sheila said...

Are you using a fermentation method similar to the one in Nourishing Traditions?

denise said...

Dawn - that all sounds so good! :) Not all of it is from our yard. We have done some u-picks and farmstand buys. We have gotten a LOT from the garden though, and so much more still coming!

sheila - Yes :) I use many of the recipes from that book. We make whey to use for the lacto-fermentation process. Everything has turned out great so far!

Barbara said...

Hi Denise,
yes they are squash from my garden, we picked the first three yesterday. My favorite thing to do with it is butternut squash risotto, but that's a big project I've been having trouble fitting it.

The pickled bean recipe is from a wonderful book I picked up at the library called "The Joy of Pickling." She has fermented pickles as well as pickling recipes for just about every food you can imagine.

Off to tackle the tomatoes....

TennZen said...

That's a fantastic list and certainly not anything to be ashamed of!

You and yours will certainly be enjoying the bounty this winter.

I've tried taking more advantage of the things that grow wild around here. My first year to put up elderberries. I put up a whole lot more blackberries this year. A ton of jelly, but I give quite a lot of it away as gifts during the holidays. I'm also in the process of making purple pea hull jelly from the purple hull peas in our garden.

I've also canned several quarts of soups. I've also now got a freezer full of apples and homemade pizzas and biscuits. Big savings on our budget.

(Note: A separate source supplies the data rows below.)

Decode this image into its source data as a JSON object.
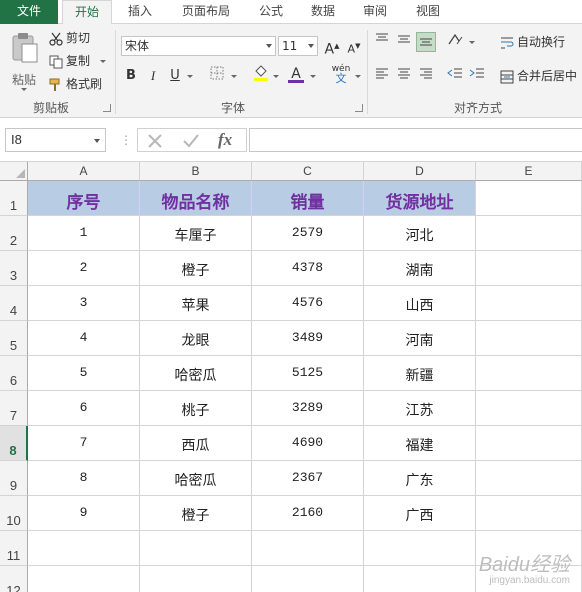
{
  "ribbon_tabs": [
    "文件",
    "开始",
    "插入",
    "页面布局",
    "公式",
    "数据",
    "审阅",
    "视图"
  ],
  "clipboard": {
    "paste_label": "粘贴",
    "cut_label": "剪切",
    "copy_label": "复制",
    "format_painter_label": "格式刷",
    "group_label": "剪贴板"
  },
  "font": {
    "name": "宋体",
    "size": "11",
    "bold": "B",
    "italic": "I",
    "underline": "U",
    "grow": "A",
    "shrink": "A",
    "font_color_glyph": "A",
    "phonetic_top": "wén",
    "phonetic_bottom": "文",
    "group_label": "字体"
  },
  "alignment": {
    "wrap_text_label": "自动换行",
    "merge_center_label": "合并后居中",
    "group_label": "对齐方式"
  },
  "formula_bar": {
    "name_box": "I8",
    "fx_label": "fx",
    "formula": ""
  },
  "colors": {
    "accent": "#217346",
    "header_fill": "#b8cce4",
    "header_text": "#7030a0",
    "font_color_bar": "#7030a0",
    "fill_color_bar": "#ffff00"
  },
  "sheet": {
    "columns": [
      "A",
      "B",
      "C",
      "D",
      "E"
    ],
    "rows": [
      "1",
      "2",
      "3",
      "4",
      "5",
      "6",
      "7",
      "8",
      "9",
      "10",
      "11",
      "12"
    ],
    "selected_row": "8",
    "header": [
      "序号",
      "物品名称",
      "销量",
      "货源地址"
    ],
    "data": [
      [
        "1",
        "车厘子",
        "2579",
        "河北"
      ],
      [
        "2",
        "橙子",
        "4378",
        "湖南"
      ],
      [
        "3",
        "苹果",
        "4576",
        "山西"
      ],
      [
        "4",
        "龙眼",
        "3489",
        "河南"
      ],
      [
        "5",
        "哈密瓜",
        "5125",
        "新疆"
      ],
      [
        "6",
        "桃子",
        "3289",
        "江苏"
      ],
      [
        "7",
        "西瓜",
        "4690",
        "福建"
      ],
      [
        "8",
        "哈密瓜",
        "2367",
        "广东"
      ],
      [
        "9",
        "橙子",
        "2160",
        "广西"
      ]
    ]
  },
  "watermark": {
    "brand": "Baidu经验",
    "url": "jingyan.baidu.com"
  }
}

You've done a fantastic job. Yay you! :)

so NOT cool said...

This is SO impressive, Denise.

I love that it's a nice, cool morning and that I have to be bundled up. That's what these photos remind me of ... the cool/cold months ahead, and I am so glad for that.

moonflower said...

we're new to gardening and canning this year, but we're certainly enjoying it. have canned: dilly beans, many quarts of whole tomatoes and tomato sauce for spaghetti, BBQ sauce, Sweet and Sour BBQ sauce, and chutney. have frozen: strawberries, 10 lbs of blueberries, many many packages of green beans. More canning planned for this weekend -- more sauce, perhaps for pizzas in addition to spaghetti. more whole tomatoes. maybe paste. such fun!

denise said...

barbara - Thanks! I have seen that book - I'll have to get it from the library again!

tennzen - Oh, all sounds so good! Purple pea hull jelly sounds interesting! Can't wait to see...

moonflower - All sounds good! We have SO much tomato sauce right now, I have been thinking of making bbq sauce. I usually just make it as needed, but making a lot sounds better!

Hannah Elise said...

All right, I feel a bit dense for asking what seems to me like it should be a very basic question, but... how would you recommend storing bulk bags of potatoes and onions? We have fairly "local" potatoes available at the farm market where I've been working as an apple grader/sorter for the past two months, and I was pondering purchasing some 25/50 lb. bags to use through the winter.

But, I'm not sure what the best way to store them is in order to prevent spoilage. Also, how do you store your apples? When I asked my boss how he recommended storing apples, he said "in the fridge". Ah, yes, well... there haven't always been refrigerators. So what is the best way to store them that does -not- require electricity? ;)

Thanks for any help you can offer. I'm a food storage beginner, but I'm trying to get on my feet. Tomorrow... the first batch of applesauce.